Members also approved the construction of 11 four and five-bedroom houses next to the care home on the same site.
The application, by Warwick-based Sandstone Group, was a scaled down version of a previous bid to build a 124-bedroom care home on the land. That proposal was rejected by the committee last year and is to be the subject of an appeal at the end of this month.
The council received almost 100 letters of objection to the latest proposal along with two petitions from local residents, who were supported by Sutton Coldfield MP Andrew Mitchell.
Their objections were based on the amount of additional traffic likely to be generated on Penns Road, noise and disturbance from the care home, over-development of a small site and inadequate parking arrangements.
Sutton councillor Margaret Waddington, who voted against the application, said there were more appropriate sites in Birmingham for a care home.
Coun Waddington (Con Sutton Trinity) added: “Maybe a care home is needed in Sutton Coldfield, but this is not the place.
“Penns Lane is an extremely fast road and this will cause serious traffic problems. The proposal is completely out of keeping with the surrounding area.
“And with 60-odd old people flushing their loos every hour, I don’t know how Severn Trent can say there is no problem with the drainage.”
Committee chairman Peter Douglas Osborn admitted residents were concerned about the loss of four “beautiful” houses, which will be knocked down to make way for the care home and new housing. But that was not a matter over which the council had any control.
He recognised concerns about additional vehicles on the roads from families occupying the new houses, but did not believe this would warrant rejecting the application.
A written report by council planning officers concluded: “The scheme provides a care home and 11 family houses. It is recognised, by the Government, that there is an established need for both of these land uses and that national planning guidance gives this a high priority.

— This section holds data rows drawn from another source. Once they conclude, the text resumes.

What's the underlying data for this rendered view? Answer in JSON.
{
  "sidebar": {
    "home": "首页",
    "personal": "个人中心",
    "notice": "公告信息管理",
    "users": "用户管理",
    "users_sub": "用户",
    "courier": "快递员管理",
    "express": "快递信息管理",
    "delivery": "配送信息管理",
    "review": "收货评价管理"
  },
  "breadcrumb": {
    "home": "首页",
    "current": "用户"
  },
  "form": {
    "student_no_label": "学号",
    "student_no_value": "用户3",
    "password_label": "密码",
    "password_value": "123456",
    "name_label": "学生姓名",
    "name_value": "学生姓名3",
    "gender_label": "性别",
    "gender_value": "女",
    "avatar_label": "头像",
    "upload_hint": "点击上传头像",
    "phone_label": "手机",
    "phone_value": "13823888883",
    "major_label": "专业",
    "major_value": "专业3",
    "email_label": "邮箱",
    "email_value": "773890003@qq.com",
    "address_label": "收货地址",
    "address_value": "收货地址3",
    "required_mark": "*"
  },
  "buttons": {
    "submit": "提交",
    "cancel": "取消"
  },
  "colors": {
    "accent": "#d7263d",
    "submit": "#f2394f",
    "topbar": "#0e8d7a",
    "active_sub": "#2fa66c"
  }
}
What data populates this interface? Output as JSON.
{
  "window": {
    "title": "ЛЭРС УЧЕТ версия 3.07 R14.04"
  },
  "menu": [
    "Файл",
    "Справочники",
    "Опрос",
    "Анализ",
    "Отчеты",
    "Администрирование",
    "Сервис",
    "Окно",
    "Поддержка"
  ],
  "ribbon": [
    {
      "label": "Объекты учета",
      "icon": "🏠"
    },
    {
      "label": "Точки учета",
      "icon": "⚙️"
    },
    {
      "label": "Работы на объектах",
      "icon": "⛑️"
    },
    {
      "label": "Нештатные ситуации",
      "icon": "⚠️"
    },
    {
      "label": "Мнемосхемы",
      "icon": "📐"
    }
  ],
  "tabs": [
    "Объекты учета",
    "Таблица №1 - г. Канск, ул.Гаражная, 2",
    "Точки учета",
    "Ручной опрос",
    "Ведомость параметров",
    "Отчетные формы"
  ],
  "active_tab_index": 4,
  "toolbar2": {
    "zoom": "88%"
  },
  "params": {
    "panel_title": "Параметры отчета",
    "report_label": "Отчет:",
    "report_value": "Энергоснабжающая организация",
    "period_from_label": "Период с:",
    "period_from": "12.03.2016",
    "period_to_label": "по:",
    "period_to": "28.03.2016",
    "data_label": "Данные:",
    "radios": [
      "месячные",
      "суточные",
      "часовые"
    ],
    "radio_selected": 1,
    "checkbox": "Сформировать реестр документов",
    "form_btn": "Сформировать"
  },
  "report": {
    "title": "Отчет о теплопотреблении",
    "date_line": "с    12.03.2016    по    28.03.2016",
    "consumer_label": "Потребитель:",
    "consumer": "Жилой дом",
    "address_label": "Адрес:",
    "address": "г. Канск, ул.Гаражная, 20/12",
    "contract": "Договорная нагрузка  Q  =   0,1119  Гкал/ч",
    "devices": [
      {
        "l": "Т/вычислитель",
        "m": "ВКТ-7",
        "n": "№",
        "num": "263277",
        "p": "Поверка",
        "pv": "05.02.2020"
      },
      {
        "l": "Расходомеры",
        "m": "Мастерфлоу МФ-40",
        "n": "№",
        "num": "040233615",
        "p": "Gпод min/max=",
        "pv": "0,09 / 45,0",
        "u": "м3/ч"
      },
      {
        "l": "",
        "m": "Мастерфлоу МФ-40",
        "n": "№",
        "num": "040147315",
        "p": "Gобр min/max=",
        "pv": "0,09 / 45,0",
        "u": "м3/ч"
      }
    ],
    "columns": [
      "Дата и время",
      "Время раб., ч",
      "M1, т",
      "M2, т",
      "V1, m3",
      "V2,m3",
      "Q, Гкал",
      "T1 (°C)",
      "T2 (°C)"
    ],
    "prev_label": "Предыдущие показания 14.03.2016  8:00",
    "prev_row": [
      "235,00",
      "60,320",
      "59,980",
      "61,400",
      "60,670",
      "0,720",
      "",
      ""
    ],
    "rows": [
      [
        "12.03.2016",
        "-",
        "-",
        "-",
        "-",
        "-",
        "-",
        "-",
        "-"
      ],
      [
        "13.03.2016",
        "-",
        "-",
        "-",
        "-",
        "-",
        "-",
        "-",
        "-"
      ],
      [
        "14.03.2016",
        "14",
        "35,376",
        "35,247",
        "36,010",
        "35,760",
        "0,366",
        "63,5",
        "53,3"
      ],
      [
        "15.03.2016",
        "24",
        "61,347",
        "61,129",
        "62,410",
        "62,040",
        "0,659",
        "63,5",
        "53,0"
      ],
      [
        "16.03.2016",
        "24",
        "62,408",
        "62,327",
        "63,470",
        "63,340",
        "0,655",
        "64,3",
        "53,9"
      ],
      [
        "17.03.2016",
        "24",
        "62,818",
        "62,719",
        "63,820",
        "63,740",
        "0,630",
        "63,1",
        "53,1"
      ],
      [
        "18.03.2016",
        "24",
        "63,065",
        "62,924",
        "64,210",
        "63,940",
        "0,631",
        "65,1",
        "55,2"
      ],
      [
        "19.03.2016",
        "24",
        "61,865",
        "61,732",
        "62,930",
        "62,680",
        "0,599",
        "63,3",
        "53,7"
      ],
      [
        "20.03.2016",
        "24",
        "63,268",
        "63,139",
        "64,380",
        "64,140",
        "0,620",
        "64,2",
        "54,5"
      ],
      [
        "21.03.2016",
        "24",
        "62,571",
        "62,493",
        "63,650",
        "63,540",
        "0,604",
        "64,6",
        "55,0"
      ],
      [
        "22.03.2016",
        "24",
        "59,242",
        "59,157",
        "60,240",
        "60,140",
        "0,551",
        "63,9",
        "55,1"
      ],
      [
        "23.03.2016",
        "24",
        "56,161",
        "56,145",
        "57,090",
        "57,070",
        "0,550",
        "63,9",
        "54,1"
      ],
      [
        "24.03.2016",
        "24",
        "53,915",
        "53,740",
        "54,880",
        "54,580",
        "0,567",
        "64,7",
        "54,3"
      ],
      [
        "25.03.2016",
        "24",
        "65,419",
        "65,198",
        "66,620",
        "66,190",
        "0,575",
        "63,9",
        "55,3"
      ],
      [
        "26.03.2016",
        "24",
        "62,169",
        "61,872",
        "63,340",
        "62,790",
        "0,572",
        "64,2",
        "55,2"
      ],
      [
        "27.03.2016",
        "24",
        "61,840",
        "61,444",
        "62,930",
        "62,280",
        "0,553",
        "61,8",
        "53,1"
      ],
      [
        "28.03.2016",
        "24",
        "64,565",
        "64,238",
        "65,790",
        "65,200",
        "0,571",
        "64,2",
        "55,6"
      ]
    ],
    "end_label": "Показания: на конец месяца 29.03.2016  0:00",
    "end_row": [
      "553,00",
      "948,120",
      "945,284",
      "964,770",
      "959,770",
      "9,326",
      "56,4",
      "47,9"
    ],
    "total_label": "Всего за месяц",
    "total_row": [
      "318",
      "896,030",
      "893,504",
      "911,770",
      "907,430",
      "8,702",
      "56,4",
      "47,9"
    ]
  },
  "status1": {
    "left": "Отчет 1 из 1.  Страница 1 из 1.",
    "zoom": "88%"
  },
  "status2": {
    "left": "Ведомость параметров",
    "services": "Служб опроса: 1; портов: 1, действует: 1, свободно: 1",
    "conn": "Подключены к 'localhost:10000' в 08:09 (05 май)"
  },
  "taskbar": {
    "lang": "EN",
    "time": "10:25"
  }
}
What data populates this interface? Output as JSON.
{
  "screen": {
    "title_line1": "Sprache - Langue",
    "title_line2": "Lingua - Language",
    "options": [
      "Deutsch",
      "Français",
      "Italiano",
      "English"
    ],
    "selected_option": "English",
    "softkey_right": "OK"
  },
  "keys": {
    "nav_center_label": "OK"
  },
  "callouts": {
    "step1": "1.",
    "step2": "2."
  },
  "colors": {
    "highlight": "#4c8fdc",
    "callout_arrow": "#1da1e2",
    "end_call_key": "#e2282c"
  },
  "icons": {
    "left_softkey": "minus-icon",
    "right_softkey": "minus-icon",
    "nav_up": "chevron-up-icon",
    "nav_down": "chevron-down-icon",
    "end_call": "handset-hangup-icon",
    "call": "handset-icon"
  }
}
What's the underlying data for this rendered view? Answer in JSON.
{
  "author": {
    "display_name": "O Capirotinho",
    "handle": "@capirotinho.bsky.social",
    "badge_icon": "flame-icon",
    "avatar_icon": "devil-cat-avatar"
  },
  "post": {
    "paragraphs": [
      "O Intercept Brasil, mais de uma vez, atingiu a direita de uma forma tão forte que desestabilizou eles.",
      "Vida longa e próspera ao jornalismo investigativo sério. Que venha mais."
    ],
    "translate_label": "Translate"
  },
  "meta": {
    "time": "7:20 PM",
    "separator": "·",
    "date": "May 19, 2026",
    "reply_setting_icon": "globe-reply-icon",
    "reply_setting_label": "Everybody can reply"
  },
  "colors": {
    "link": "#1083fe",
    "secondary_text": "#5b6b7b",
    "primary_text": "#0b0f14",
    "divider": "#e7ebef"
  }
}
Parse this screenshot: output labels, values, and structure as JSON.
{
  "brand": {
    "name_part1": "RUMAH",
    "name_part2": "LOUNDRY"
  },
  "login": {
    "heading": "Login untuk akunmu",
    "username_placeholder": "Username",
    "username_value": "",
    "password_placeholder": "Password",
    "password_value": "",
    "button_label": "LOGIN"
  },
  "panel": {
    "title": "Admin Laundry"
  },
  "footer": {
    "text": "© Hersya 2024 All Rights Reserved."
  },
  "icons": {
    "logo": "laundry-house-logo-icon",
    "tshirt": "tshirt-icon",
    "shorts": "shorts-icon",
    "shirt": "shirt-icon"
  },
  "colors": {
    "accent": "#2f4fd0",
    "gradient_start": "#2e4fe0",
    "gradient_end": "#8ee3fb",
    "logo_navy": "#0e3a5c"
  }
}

“There is an established need for further quality care homes in the area which can provide a range of services within a modern facility. It is also recognised that national guidance strongly advises against asking for more on-site car parking than the applicant considers necessary.”
The report adds: “The proposed care home is larger than most other plot sizes and footprints of buildings in the area. However, it has been designed in such a way that there are several recesses and projections in the elevations to break up its scale and massing.
“As such, it would be more in keeping with the character of the area than the previously refused scheme.”
John Culligan, assistant director of planning, said: “We feel that this scheme has been very carefully designed to fit in with the character of the surrounding area. I wouldn’t be optimistic about our chances of successfully defending a refusal at an appeal.”